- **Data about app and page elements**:

● ● ● ●

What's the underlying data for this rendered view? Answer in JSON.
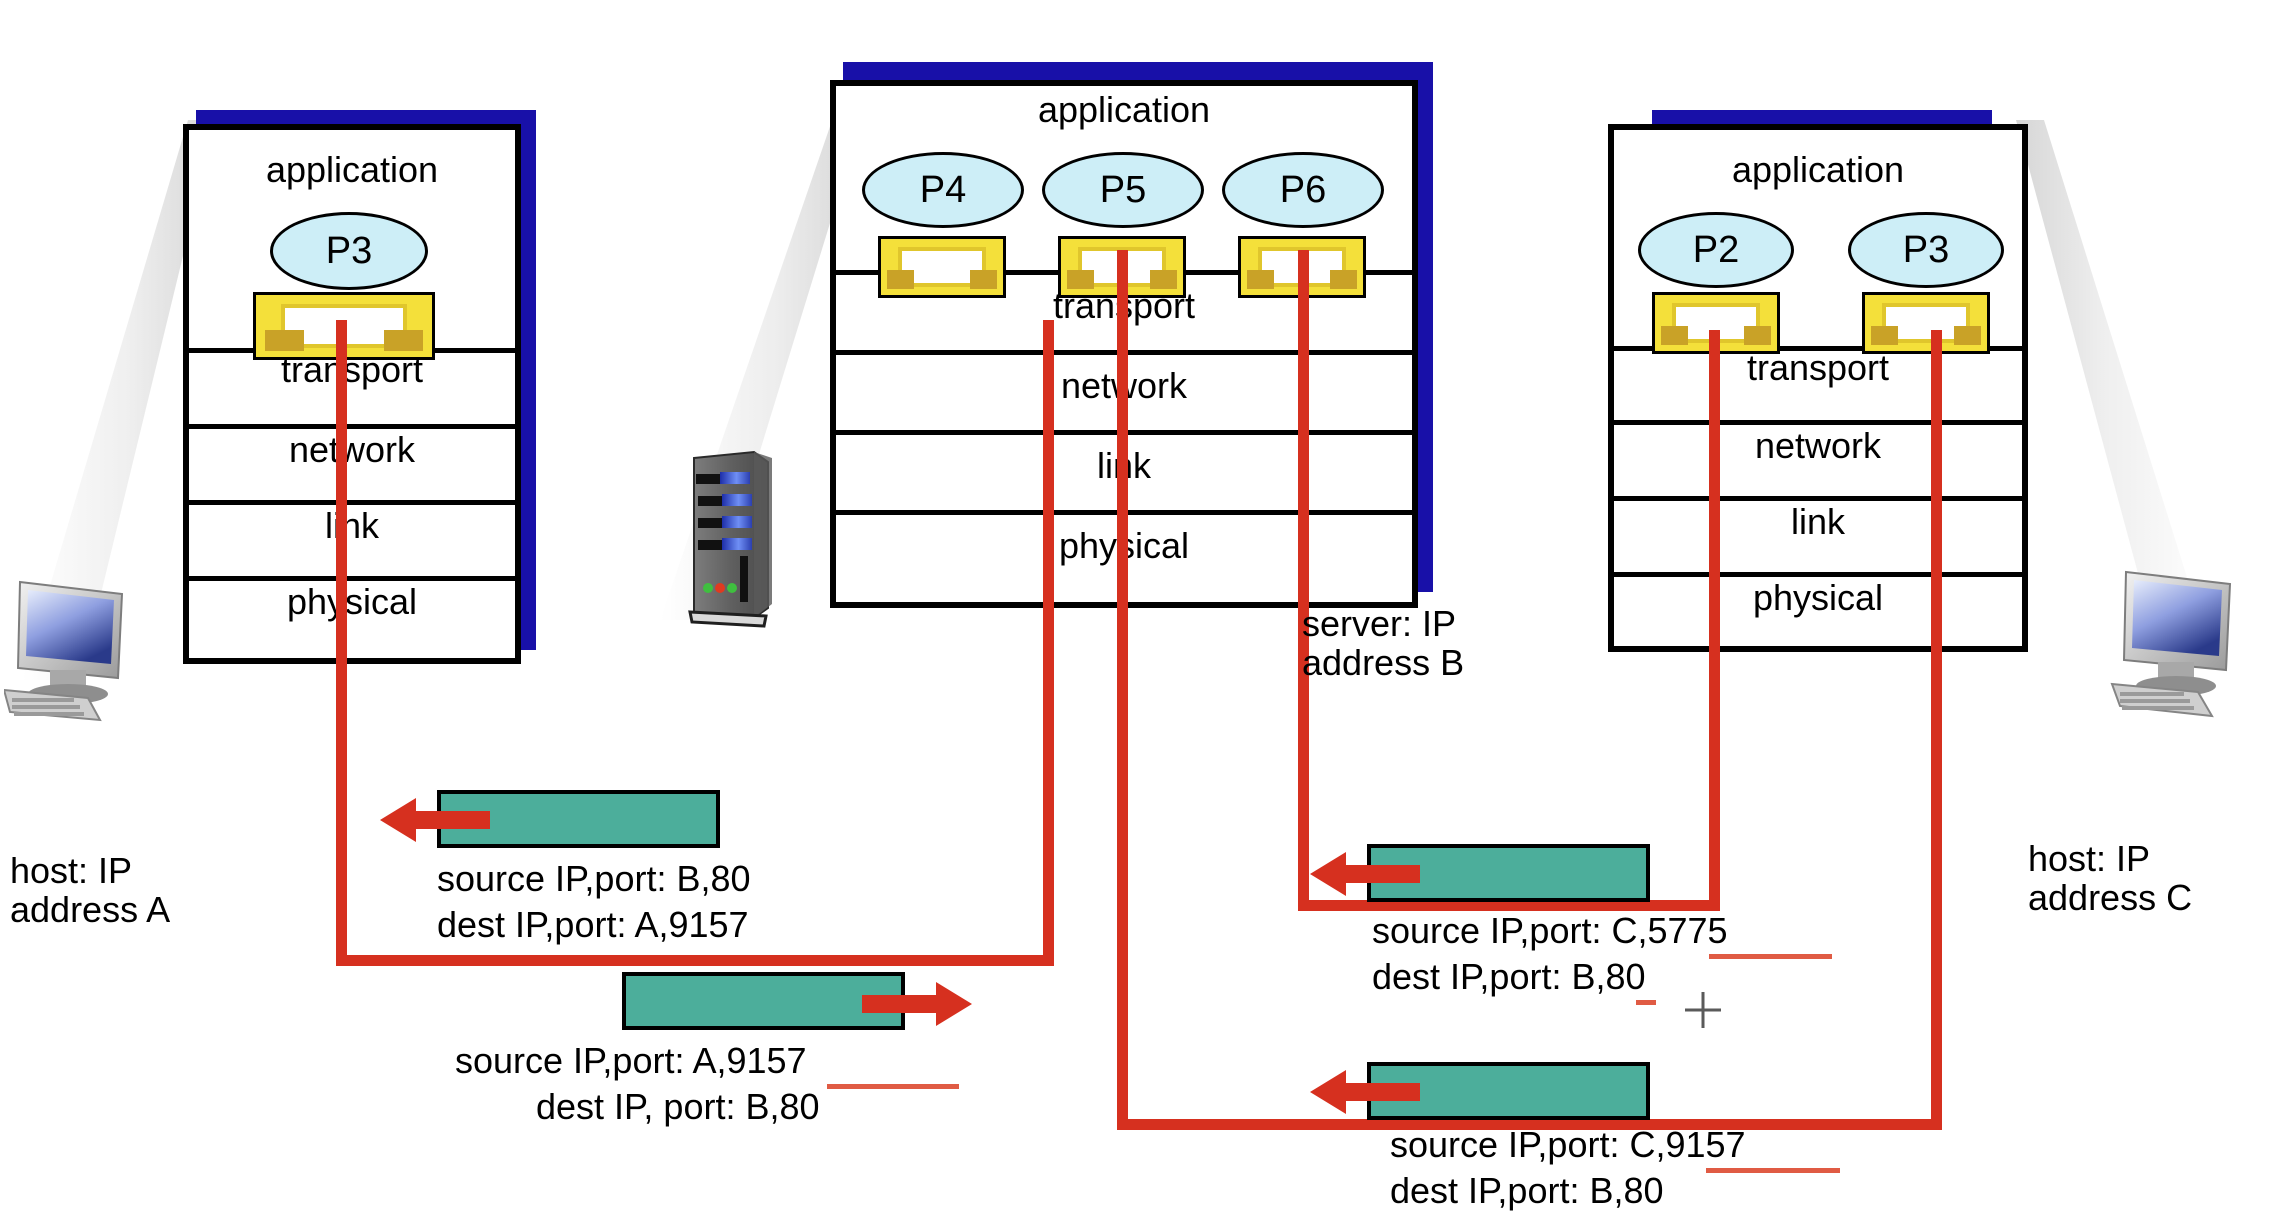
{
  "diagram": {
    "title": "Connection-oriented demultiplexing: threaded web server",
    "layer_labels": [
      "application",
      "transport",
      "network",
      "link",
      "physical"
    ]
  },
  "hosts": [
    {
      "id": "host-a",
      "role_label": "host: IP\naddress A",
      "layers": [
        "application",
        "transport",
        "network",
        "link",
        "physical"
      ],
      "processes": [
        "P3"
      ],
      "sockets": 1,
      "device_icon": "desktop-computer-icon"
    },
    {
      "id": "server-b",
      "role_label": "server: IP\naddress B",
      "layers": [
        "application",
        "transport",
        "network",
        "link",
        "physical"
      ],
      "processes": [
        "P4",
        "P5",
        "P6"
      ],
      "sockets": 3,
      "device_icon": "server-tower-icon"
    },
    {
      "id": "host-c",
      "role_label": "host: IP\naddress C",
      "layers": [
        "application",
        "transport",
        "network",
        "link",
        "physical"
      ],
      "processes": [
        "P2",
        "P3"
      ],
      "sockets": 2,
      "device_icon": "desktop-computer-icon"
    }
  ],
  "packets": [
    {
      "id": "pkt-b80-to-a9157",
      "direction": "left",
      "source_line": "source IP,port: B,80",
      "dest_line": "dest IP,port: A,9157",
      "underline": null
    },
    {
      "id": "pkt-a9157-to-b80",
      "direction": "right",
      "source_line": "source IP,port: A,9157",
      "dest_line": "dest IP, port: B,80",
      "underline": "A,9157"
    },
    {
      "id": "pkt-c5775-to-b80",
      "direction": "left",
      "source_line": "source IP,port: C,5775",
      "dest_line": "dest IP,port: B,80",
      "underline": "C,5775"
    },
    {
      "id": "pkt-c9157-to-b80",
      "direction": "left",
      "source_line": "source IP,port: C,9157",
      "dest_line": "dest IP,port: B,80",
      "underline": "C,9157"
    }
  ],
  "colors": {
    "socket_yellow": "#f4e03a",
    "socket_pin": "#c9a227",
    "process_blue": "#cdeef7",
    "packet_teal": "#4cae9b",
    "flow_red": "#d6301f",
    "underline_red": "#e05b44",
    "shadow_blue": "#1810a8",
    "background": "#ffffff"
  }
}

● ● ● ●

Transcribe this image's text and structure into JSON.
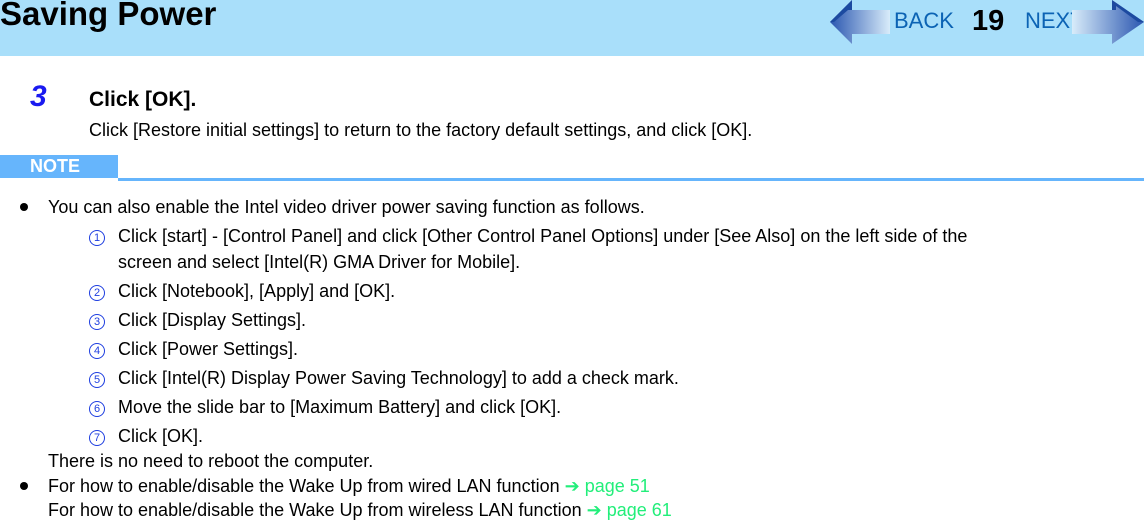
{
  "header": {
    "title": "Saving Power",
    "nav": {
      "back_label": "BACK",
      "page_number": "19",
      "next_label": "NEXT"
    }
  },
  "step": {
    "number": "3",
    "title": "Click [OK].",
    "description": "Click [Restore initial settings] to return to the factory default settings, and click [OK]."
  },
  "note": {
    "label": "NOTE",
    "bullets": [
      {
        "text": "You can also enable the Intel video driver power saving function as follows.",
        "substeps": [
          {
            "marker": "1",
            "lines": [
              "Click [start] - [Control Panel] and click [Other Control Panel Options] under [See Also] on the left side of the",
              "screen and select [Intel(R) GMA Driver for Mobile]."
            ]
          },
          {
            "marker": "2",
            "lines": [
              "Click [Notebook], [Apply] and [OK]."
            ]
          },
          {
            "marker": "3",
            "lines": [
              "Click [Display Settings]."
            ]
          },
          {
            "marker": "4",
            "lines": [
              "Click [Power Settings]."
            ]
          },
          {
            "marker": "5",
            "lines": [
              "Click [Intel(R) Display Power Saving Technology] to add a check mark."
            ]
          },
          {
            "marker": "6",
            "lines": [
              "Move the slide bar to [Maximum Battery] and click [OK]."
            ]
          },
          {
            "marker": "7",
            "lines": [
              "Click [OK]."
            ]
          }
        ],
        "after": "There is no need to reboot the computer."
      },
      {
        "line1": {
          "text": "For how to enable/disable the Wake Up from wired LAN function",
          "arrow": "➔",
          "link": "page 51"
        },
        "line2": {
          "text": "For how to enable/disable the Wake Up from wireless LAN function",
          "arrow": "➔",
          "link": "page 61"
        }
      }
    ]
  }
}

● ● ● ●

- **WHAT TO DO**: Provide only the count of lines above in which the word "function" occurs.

- **YOUR SOLUTION**: 3